“We've attracted so many great businesses into the state, we have so many good educational opportunities we're working on," Passidomo said. “The real key, that is the people that are coming here from all over the country have to have a place to live.”

Passidomo and incoming House Speaker Paul Renner, R-Palm Coast, alluded to a program similar to a $100 million “Hometown Heroes” program DeSantis signed into law this year. The program offers down-payment and closing-cost assistance for teachers, health-care workers and police officers.

Passidomo added that the state can’t dictate rent or home prices on privately held property.

Renner, who highlighted continued work to expand school choice, also said more attention is needed to address corporate pushes toward what are known as environmental, social and governance principles, which often include favoring investment in green energy over fossil fuels.

“It's the biggest threat that I think we don't really know much about," Renner said. “And that is really an effort by billionaires, woke billionaires to leverage American capitalism against us and turn our American companies into advocates for the woke agenda. This includes cutting off our energy sector and inducing what I believe is going to be a politically induced energy crisis in America, going against our agriculture sector, going against a lot of things that make America work."

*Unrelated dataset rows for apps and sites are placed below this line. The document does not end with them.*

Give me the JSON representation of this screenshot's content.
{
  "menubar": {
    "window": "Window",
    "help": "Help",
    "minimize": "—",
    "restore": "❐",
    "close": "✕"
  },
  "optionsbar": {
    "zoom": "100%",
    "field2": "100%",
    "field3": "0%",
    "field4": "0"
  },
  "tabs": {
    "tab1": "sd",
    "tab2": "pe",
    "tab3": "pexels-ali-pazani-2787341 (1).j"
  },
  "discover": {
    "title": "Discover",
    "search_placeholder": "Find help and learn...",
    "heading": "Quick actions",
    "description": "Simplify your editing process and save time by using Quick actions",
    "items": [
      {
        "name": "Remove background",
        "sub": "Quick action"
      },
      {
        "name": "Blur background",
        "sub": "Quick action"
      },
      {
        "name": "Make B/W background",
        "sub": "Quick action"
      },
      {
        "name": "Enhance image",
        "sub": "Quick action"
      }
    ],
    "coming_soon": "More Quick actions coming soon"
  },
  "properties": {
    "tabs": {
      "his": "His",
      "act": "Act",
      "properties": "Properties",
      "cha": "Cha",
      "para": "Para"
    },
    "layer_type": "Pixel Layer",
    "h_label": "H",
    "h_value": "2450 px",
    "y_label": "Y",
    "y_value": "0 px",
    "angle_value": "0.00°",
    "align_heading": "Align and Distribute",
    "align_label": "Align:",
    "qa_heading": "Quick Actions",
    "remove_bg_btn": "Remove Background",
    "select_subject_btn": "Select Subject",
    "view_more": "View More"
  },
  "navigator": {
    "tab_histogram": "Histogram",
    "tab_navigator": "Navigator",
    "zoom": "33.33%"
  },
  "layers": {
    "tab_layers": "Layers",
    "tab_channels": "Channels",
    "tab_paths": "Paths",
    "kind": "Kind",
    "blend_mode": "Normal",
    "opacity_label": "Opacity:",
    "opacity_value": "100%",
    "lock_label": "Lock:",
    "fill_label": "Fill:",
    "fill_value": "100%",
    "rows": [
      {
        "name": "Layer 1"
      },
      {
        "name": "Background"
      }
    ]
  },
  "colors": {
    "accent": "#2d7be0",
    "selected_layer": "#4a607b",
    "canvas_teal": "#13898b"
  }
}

Florida is in court defending a new law DeSantis dubbed the “Stop WOKE Act,” which some businesses and educators contend violates First Amendment rights. The law, passed during this year’s legislative session, restricts the way certain race-related concepts can be taught in public schools and in workplace training.

Passidomo and Renner will formally become Senate and House leaders after the November elections and will hold the positions for two years.